■ Problem ■
Calculate how many lines in the following records hold the word "Slide", and report that number without comment.

Entries from a dataset of interfaces:
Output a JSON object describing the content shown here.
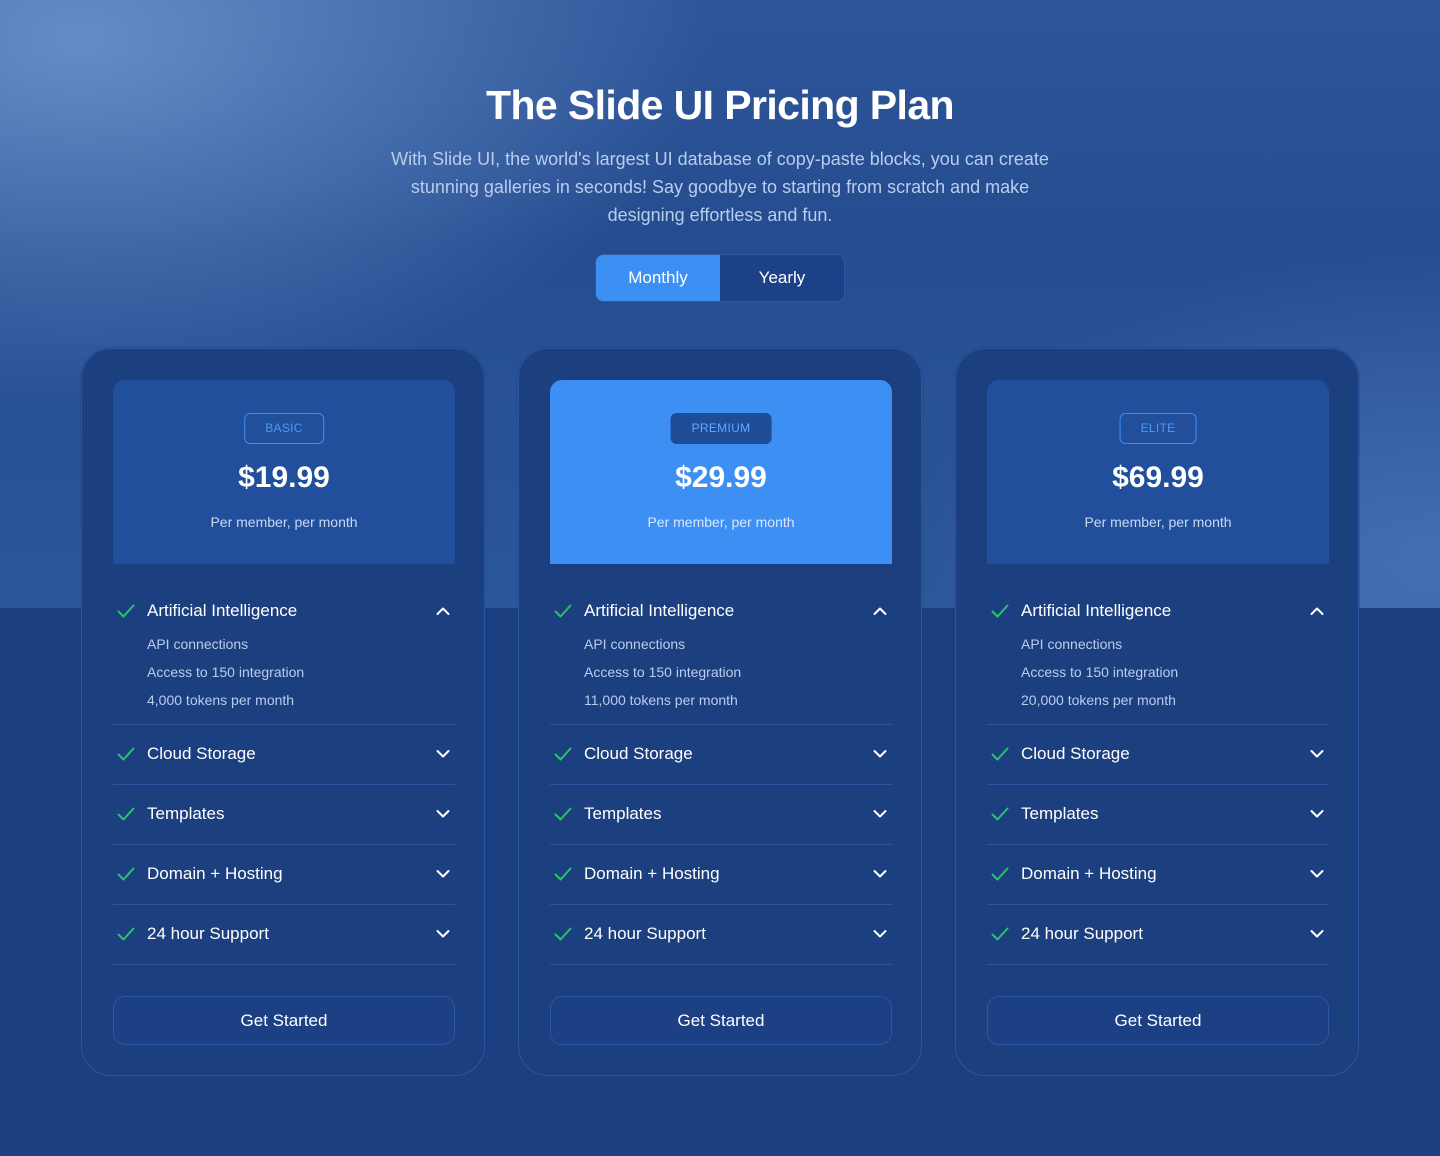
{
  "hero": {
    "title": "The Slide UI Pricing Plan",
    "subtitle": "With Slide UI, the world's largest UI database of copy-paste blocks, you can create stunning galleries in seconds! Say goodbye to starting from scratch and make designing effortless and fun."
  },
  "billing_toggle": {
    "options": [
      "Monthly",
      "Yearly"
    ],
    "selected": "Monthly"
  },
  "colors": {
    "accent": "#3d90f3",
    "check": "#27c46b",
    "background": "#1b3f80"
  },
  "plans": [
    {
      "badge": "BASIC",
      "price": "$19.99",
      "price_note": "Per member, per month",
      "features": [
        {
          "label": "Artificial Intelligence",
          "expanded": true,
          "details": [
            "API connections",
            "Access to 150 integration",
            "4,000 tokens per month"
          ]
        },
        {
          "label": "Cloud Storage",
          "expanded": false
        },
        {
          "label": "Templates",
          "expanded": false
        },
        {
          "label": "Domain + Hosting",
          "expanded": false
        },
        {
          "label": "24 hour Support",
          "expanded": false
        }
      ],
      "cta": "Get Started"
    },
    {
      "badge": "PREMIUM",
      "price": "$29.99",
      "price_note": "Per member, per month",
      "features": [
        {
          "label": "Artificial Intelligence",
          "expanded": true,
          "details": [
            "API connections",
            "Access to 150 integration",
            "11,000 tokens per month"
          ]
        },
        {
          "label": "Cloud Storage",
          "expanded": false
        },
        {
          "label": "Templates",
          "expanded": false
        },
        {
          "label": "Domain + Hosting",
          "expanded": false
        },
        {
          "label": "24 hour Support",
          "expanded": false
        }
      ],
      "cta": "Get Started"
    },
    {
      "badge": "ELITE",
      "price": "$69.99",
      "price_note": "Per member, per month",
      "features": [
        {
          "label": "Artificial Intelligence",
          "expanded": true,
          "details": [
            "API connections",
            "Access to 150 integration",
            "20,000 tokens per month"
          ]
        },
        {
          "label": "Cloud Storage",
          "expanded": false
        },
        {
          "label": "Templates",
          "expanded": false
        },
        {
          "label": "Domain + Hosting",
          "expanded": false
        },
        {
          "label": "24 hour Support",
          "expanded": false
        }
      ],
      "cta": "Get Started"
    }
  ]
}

■ Solution below ■
2